In the episode, host John Oliver detailed how a company was formed, Central Asset Recovery Professionals, and then the company subsequently purchased a portfolio of nearly $15 million of out-out-statute medical debt from individuals in Texas, for about $60,000. The portfolio was then transferred to RIP Medical Debt, an organization that seeks to buy healthcare debt so it can be forgiven.
The plan all along was the donate the portfolio to some charitable organization so the debts could be forgiven, said Jerry Ashton, one of the co-founders of RIP Medical Debt. It just so happened that staffers at the show learned about RIP Medical Debt and ended up partnering with the organization.
“We fit the bill better than the plan they had,” Ashton said today during a phone interview with AccountsRecovery.net. Also on the call was Craig Antico, the CEO of RIP Medical Debt. “We are fortunate bystanders to become involved in the show.”
In the four days since the show aired on Sunday, June 12, donations to the organization have “increased tremendously,” Antico said, including a $10,000 donation which was sent in yesterday. Individuals in countries like England and Australia, which have socialized healthcare programs, have sent in donations, the pair said.

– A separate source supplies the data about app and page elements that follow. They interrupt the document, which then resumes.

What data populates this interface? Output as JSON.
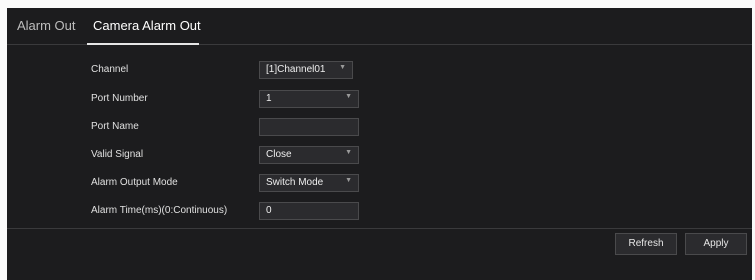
{
  "tabs": [
    {
      "label": "Alarm Out"
    },
    {
      "label": "Camera Alarm Out"
    }
  ],
  "form": {
    "channel": {
      "label": "Channel",
      "value": "[1]Channel01"
    },
    "port_number": {
      "label": "Port Number",
      "value": "1"
    },
    "port_name": {
      "label": "Port Name",
      "value": ""
    },
    "valid_signal": {
      "label": "Valid Signal",
      "value": "Close"
    },
    "alarm_output_mode": {
      "label": "Alarm Output Mode",
      "value": "Switch Mode"
    },
    "alarm_time": {
      "label": "Alarm Time(ms)(0:Continuous)",
      "value": "0"
    }
  },
  "buttons": {
    "refresh": "Refresh",
    "apply": "Apply"
  },
  "icons": {
    "dropdown": "chevron-down-icon"
  },
  "colors": {
    "panel_bg": "#1c1c1e",
    "control_bg": "#2b2b2e"
  }
}
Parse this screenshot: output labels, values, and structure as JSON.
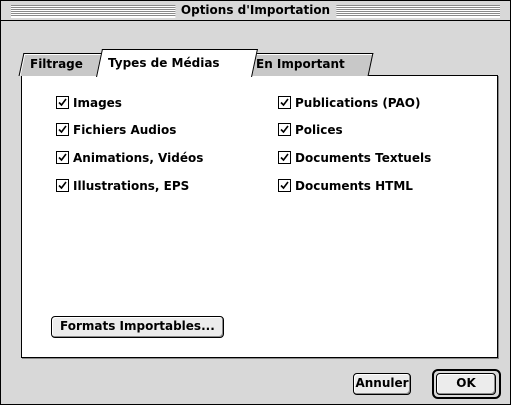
{
  "window": {
    "title": "Options d'Importation"
  },
  "tabs": [
    {
      "label": "Filtrage"
    },
    {
      "label": "Types de Médias"
    },
    {
      "label": "En Important"
    }
  ],
  "media_types": {
    "left": [
      {
        "label": "Images",
        "checked": true
      },
      {
        "label": "Fichiers Audios",
        "checked": true
      },
      {
        "label": "Animations, Vidéos",
        "checked": true
      },
      {
        "label": "Illustrations, EPS",
        "checked": true
      }
    ],
    "right": [
      {
        "label": "Publications (PAO)",
        "checked": true
      },
      {
        "label": "Polices",
        "checked": true
      },
      {
        "label": "Documents Textuels",
        "checked": true
      },
      {
        "label": "Documents HTML",
        "checked": true
      }
    ]
  },
  "buttons": {
    "formats": "Formats Importables...",
    "cancel": "Annuler",
    "ok": "OK"
  }
}
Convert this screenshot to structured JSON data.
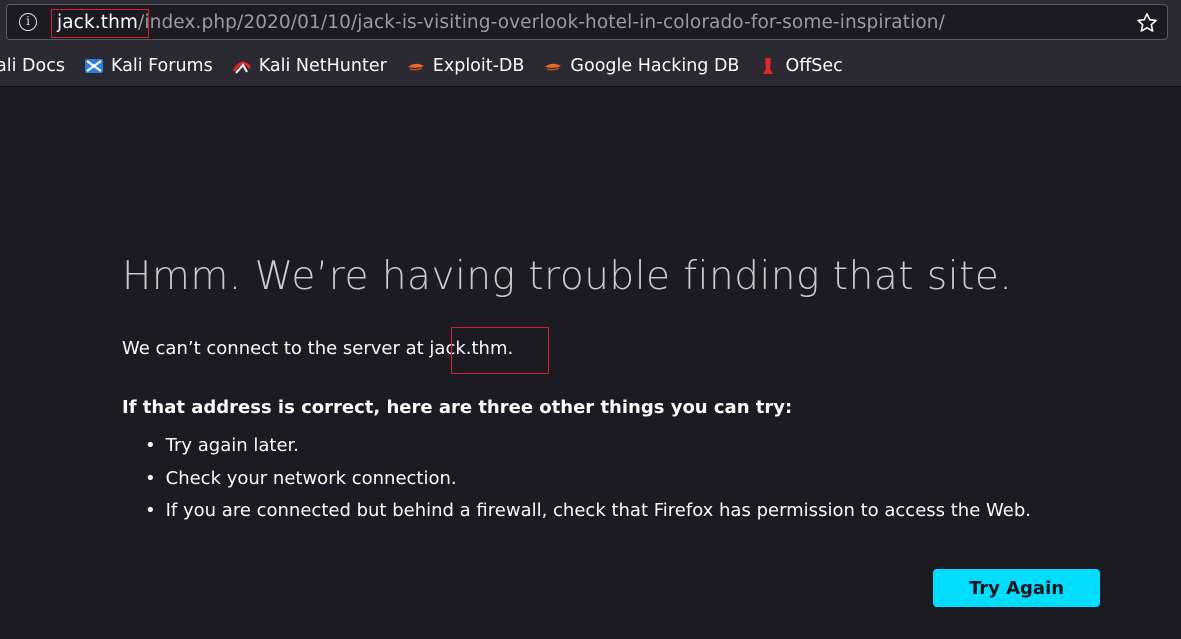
{
  "browser": {
    "url_host": "jack.thm",
    "url_path": "/index.php/2020/01/10/jack-is-visiting-overlook-hotel-in-colorado-for-some-inspiration/",
    "info_glyph": "i",
    "bookmarks": [
      {
        "label": "ali Docs",
        "icon": "kali-docs-icon"
      },
      {
        "label": "Kali Forums",
        "icon": "kali-forums-icon"
      },
      {
        "label": "Kali NetHunter",
        "icon": "kali-nethunter-icon"
      },
      {
        "label": "Exploit-DB",
        "icon": "exploit-db-icon"
      },
      {
        "label": "Google Hacking DB",
        "icon": "google-hacking-db-icon"
      },
      {
        "label": "OffSec",
        "icon": "offsec-icon"
      }
    ]
  },
  "error_page": {
    "title": "Hmm. We’re having trouble finding that site.",
    "lede_prefix": "We can’t connect to the server at ",
    "lede_host": "jack.thm",
    "lede_suffix": ".",
    "tips_heading": "If that address is correct, here are three other things you can try:",
    "tips": [
      "Try again later.",
      "Check your network connection.",
      "If you are connected but behind a firewall, check that Firefox has permission to access the Web."
    ],
    "try_again_label": "Try Again"
  },
  "colors": {
    "background": "#1c1b22",
    "toolbar": "#2b2a33",
    "accent_button": "#00ddff",
    "annotation_box": "#d4202a"
  }
}
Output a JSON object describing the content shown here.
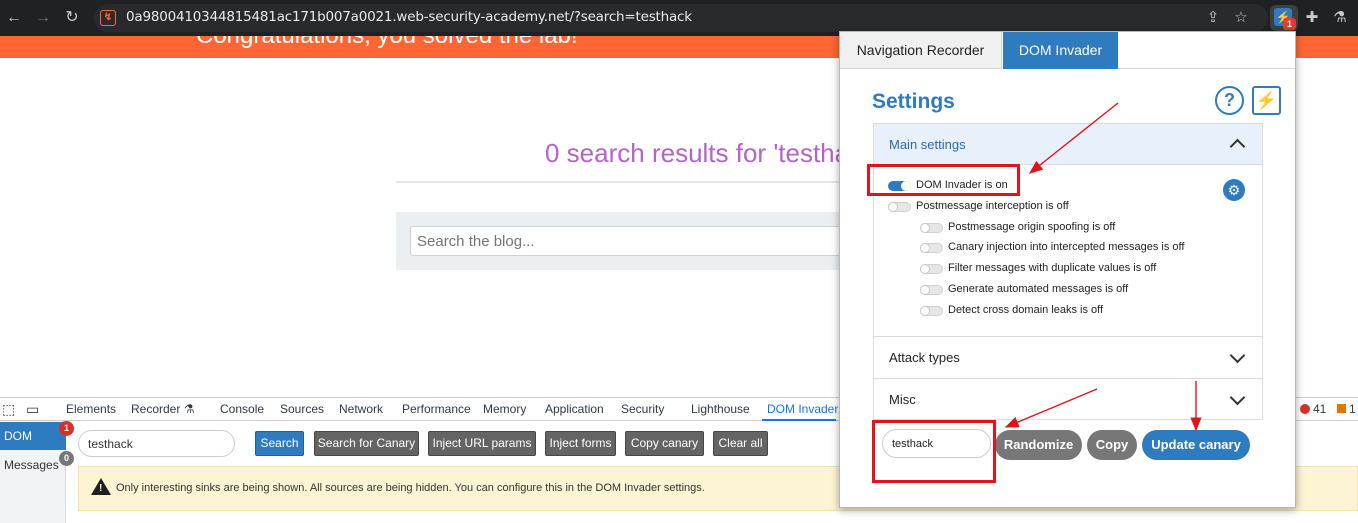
{
  "browser": {
    "url": "0a9800410344815481ac171b007a0021.web-security-academy.net/?search=testhack",
    "extension_badge": "1"
  },
  "page": {
    "banner_text": "Congratulations, you solved the lab!",
    "results_heading": "0 search results for 'testha",
    "search_placeholder": "Search the blog..."
  },
  "devtools": {
    "tabs": [
      "Elements",
      "Recorder ⚗",
      "Console",
      "Sources",
      "Network",
      "Performance",
      "Memory",
      "Application",
      "Security",
      "Lighthouse",
      "DOM Invader"
    ],
    "active_tab": "DOM Invader",
    "error_count": "41",
    "info_count": "1",
    "sidebar": {
      "dom_label": "DOM",
      "dom_badge": "1",
      "messages_label": "Messages",
      "messages_badge": "0"
    },
    "search_value": "testhack",
    "buttons": {
      "search": "Search",
      "search_canary": "Search for Canary",
      "inject_url": "Inject URL params",
      "inject_forms": "Inject forms",
      "copy_canary": "Copy canary",
      "clear_all": "Clear all"
    },
    "warning_text": "Only interesting sinks are being shown. All sources are being hidden. You can configure this in the DOM Invader settings."
  },
  "popup": {
    "tabs": [
      "Navigation Recorder",
      "DOM Invader"
    ],
    "active_tab": "DOM Invader",
    "title": "Settings",
    "help_symbol": "?",
    "main_settings_label": "Main settings",
    "options": {
      "dom_invader": {
        "label": "DOM Invader is on",
        "on": true
      },
      "postmessage": {
        "label": "Postmessage interception is off",
        "on": false
      },
      "origin_spoofing": {
        "label": "Postmessage origin spoofing is off",
        "on": false
      },
      "canary_injection": {
        "label": "Canary injection into intercepted messages is off",
        "on": false
      },
      "filter_duplicates": {
        "label": "Filter messages with duplicate values is off",
        "on": false
      },
      "generate_automated": {
        "label": "Generate automated messages is off",
        "on": false
      },
      "cross_domain": {
        "label": "Detect cross domain leaks is off",
        "on": false
      }
    },
    "attack_types_label": "Attack types",
    "misc_label": "Misc",
    "canary_value": "testhack",
    "buttons": {
      "randomize": "Randomize",
      "copy": "Copy",
      "update_canary": "Update canary"
    }
  },
  "colors": {
    "accent": "#2e7bbf",
    "banner": "#ff6633",
    "results_purple": "#b463c7",
    "annotation_red": "#e1141c"
  }
}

RIP Medical Debt raises money so it can go out and purchase portfolios of medical debt and forgive them, removing the financial burden from individuals with unpaid healthcare bills. The portfolio purchased by “Last Week Tonight” included unpaid debts for 9,000 individuals in Texas.
Antico said that the organization will likely be sending letters to the 9,000 individuals later this month to notify them that they are no longer responsible for the debts that were part of the portfolio.
“We’re not talking about people with widescreen TVs here,” Ashton said. “We’re talking about people who were diagnosed with multiple myeloma.”
Along with raising awareness of the organization, Ashton said he hopes that people in the industry will walk away from this affair knowing that there is someone out there that is trying to help consumers and is not the enemy of debt buyers.
“We’re the byproduct of a system that is broken,” Ashton said, referring to the healthcare industry. “We’re trying to drive a stake through the heart of zombie debt.”
There are millions of people who are afraid to answer the phone because of unpaid medical debts, and those unpaid debts are the only blackmarks on their credit reports, Antico said.
“How many people in our industry turn a blind eye in the other direction so they don’t see what’s going on,” Ashton said. “We want the industry to work with us instead of considering us a gadfly or an irritant.”